The Danube in Vienna is often a terrible disappointment for those imagining a giant beast of a river coursing its way from Germany down to the Black Sea.
This is because what people think is the Danube, well, isn’t.
- See also: Is the Danube blue?
So where is the Danube?
In London, for example, you have the Thames winding its way through the very center of the city. The Seine in Paris is similar.
So people often assume one of the unremarkable waterways at the heart of Vienna must be the famous Danube.
But none of them are.
The map below shows you the main bodies of water in the city. The central district (the old town and area most familiar to visitors) is marked in black.
The Danube is the thick blue river running from northwest to southeast. It’s as wide as you’d imagine a major European river would be. But, as you can see, it crosses the upper part of Vienna away from the historical center.
Confusion arises because two river-like waterways skirt the edges of the center: the orange and purple lines. You’d expect one of them to be the Danube (and many people make this mistake).
The river coming in from the west is the Wienfluss or River Wien. It’s relatively small and meanders past the summer palace (Schönbrunn) and along the eastern edge of the center through the Stadtpark:
(The River Wien)
Parts of the city (like the Naschmarkt) are built over it, so the Wienfluss actually flows underground for some of its journey. It eventually joins another river (the purple line) at the northeast point of the city center.
The underground sections of the Wienfluss often serve as rather unique locations for TV and film productions. The river played the part of a sewer in the Third Man, for example.
The second river is quite wide and the one most often mislabelled as the Danube. It’s the Donaukanal or Danube Canal (though it’s best to think of it as a channel, not a canal).
Technically, the Donaukanal is an arm of the Danube that forks off just after the latter enters the city in the northwest. It rejoins the Danube proper on the southeast side of town. Bars and street art line some of its banks, which also have mooring points for sightseeing ships. The channel hosts an annual riverside urban festival: Donaukanaltreiben.
(The Danube canal)
So why did they build the city away from the actual Danube?
The Donuakanal was the main arm of the Danube in the early days of Vienna. However, the river’s width and course often changed after floods. With time, the main arm shifted away, leaving the city perched on the edge of a slightly less impressive Donaukanal.
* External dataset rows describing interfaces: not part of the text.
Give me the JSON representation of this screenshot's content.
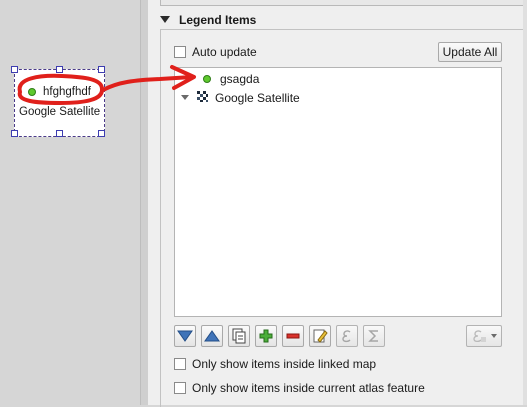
{
  "canvas": {
    "legend_entry_label": "hfghgfhdf",
    "legend_layer_label": "Google Satellite"
  },
  "legend_items_group": {
    "title": "Legend Items",
    "auto_update_label": "Auto update",
    "auto_update_checked": false,
    "update_all_label": "Update All",
    "tree": [
      {
        "label": "gsagda",
        "symbol": "green-point"
      },
      {
        "label": "Google Satellite",
        "symbol": "raster-layer",
        "expanded": true
      }
    ],
    "toolbar_icons": [
      "move-down-icon",
      "move-up-icon",
      "add-group-icon",
      "add-item-icon",
      "remove-item-icon",
      "edit-item-icon",
      "expression-icon",
      "sum-icon",
      "filter-expression-icon"
    ],
    "only_linked_map_label": "Only show items inside linked map",
    "only_atlas_feature_label": "Only show items inside current atlas feature"
  },
  "colors": {
    "annotation_red": "#e0201b",
    "symbol_green": "#5fc92e",
    "frame_border": "#4a3a88"
  }
}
To the northeast of the Danube you can see another small waterway on the map (the short green area): the Alte Donau or Old Danube. Again, this was also once a main arm of the river.
The authorities eventually had enough of the floods and vagaries of the Danube, so in the late 19th century they put an end to it all. They basically forced the Danube into its current route, and the “old” Danube was actually cut off from this new river.
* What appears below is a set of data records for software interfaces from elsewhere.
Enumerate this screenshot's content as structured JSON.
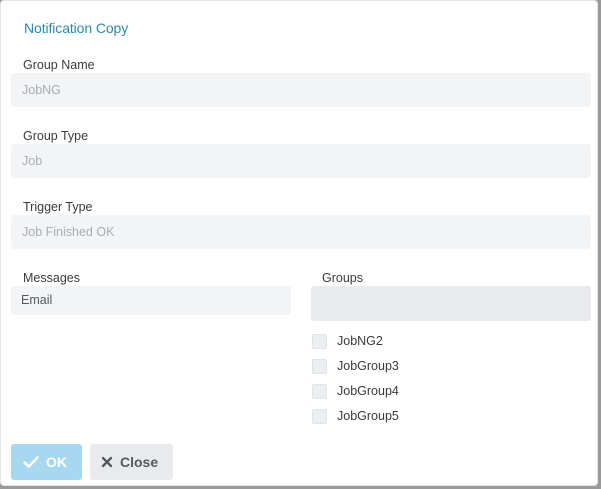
{
  "dialog": {
    "title": "Notification Copy"
  },
  "form": {
    "group_name": {
      "label": "Group Name",
      "value": "JobNG"
    },
    "group_type": {
      "label": "Group Type",
      "value": "Job"
    },
    "trigger_type": {
      "label": "Trigger Type",
      "value": "Job Finished OK"
    },
    "messages": {
      "label": "Messages",
      "value": "Email"
    },
    "groups": {
      "label": "Groups",
      "options": [
        {
          "label": "JobNG2",
          "checked": false
        },
        {
          "label": "JobGroup3",
          "checked": false
        },
        {
          "label": "JobGroup4",
          "checked": false
        },
        {
          "label": "JobGroup5",
          "checked": false
        }
      ]
    }
  },
  "buttons": {
    "ok_label": "OK",
    "close_label": "Close"
  },
  "colors": {
    "title": "#2a88b3",
    "ok_button": "#a6d8f0",
    "close_button": "#e8eaee",
    "field_bg": "#f3f4f6"
  },
  "icons": {
    "ok": "check-icon",
    "close": "x-icon"
  }
}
As such, the Alte Donau is not a river in its own right, but more of a recreational lake with water sports, bars and events like the Lichterfest. Here’s a photo:
(The Old Danube / Alte Donau)
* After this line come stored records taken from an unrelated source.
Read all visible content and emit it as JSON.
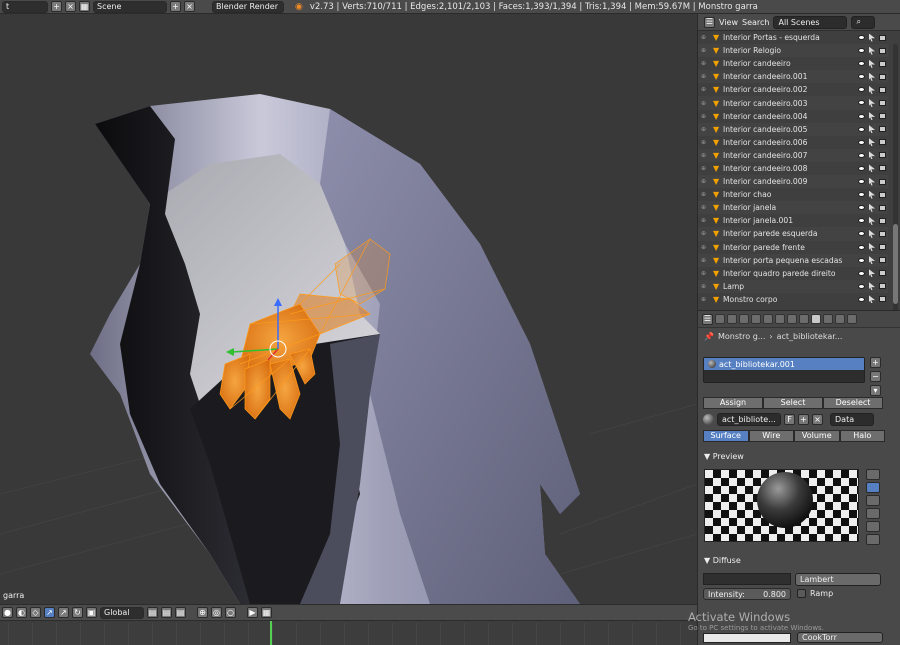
{
  "topbar": {
    "scene": "Scene",
    "renderer": "Blender Render",
    "stats": "v2.73 | Verts:710/711 | Edges:2,101/2,103 | Faces:1,393/1,394 | Tris:1,394 | Mem:59.67M | Monstro garra"
  },
  "viewport": {
    "object_label": "garra"
  },
  "viewport_bar": {
    "orientation": "Global"
  },
  "outliner": {
    "menu_view": "View",
    "menu_search": "Search",
    "scope": "All Scenes",
    "items": [
      "Interior Portas - esquerda",
      "Interior Relogio",
      "Interior candeeiro",
      "Interior candeeiro.001",
      "Interior candeeiro.002",
      "Interior candeeiro.003",
      "Interior candeeiro.004",
      "Interior candeeiro.005",
      "Interior candeeiro.006",
      "Interior candeeiro.007",
      "Interior candeeiro.008",
      "Interior candeeiro.009",
      "Interior chao",
      "Interior janela",
      "Interior janela.001",
      "Interior parede esquerda",
      "Interior parede frente",
      "Interior porta pequena escadas",
      "Interior quadro parede direito",
      "Lamp",
      "Monstro corpo"
    ]
  },
  "properties": {
    "crumb_object": "Monstro g...",
    "crumb_material": "act_bibliotekar...",
    "slot": "act_bibliotekar.001",
    "assign": "Assign",
    "select": "Select",
    "deselect": "Deselect",
    "material_name": "act_bibliote...",
    "fake": "F",
    "link": "Data",
    "tabs": [
      "Surface",
      "Wire",
      "Volume",
      "Halo"
    ],
    "preview_header": "Preview",
    "diffuse_header": "Diffuse",
    "diffuse_shader": "Lambert",
    "intensity_label": "Intensity:",
    "intensity_value": "0.800",
    "ramp": "Ramp",
    "specular_shader": "CookTorr"
  },
  "watermark": {
    "line1": "Activate Windows",
    "line2": "Go to PC settings to activate Windows."
  }
}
Still with me? Because we’re not finished.
The main “actual” Danube was further regulated in the 1970s and “split” into two parallel arms where it passes through the city.
The southern arm is known as, well, the Danube, while the northern arm is the Neue Donau or New Danube. The artificial sliver of land between the two is the Donauinsel or Danube Island, a recreation zone and home to Europe’s largest free music festival. Here’s a view of it all from the wonderful Danube Tower:
(The Danube and Danube island)
How to reach the Danube
The subways system takes you to the Danube in just a few minutes, even if the river isn’t conveniently placed in the city centre.
Line U1: Stations Vorgartenstraße (southern bank), Donauinsel (on the island) and Kaisermühlen VIC (northern bank). The next stop after Kaisermühlen is the station Alte Donau, which is ideal for visiting, um, the Alte Donau.
Line U2: Stations Donaumarina (southern bank) and Donausstadtbrücke (northern bank)
Line U6: Stations Handelskai (southern bank) and Neue Donau (northern bank).
Once you get there, you’ll find walking and cycle paths more or less all the way along the river. In fact, a popular pastime among locals and tourists alike is to cycle along an extended stretch of the Danube through Austria and beyond (details here).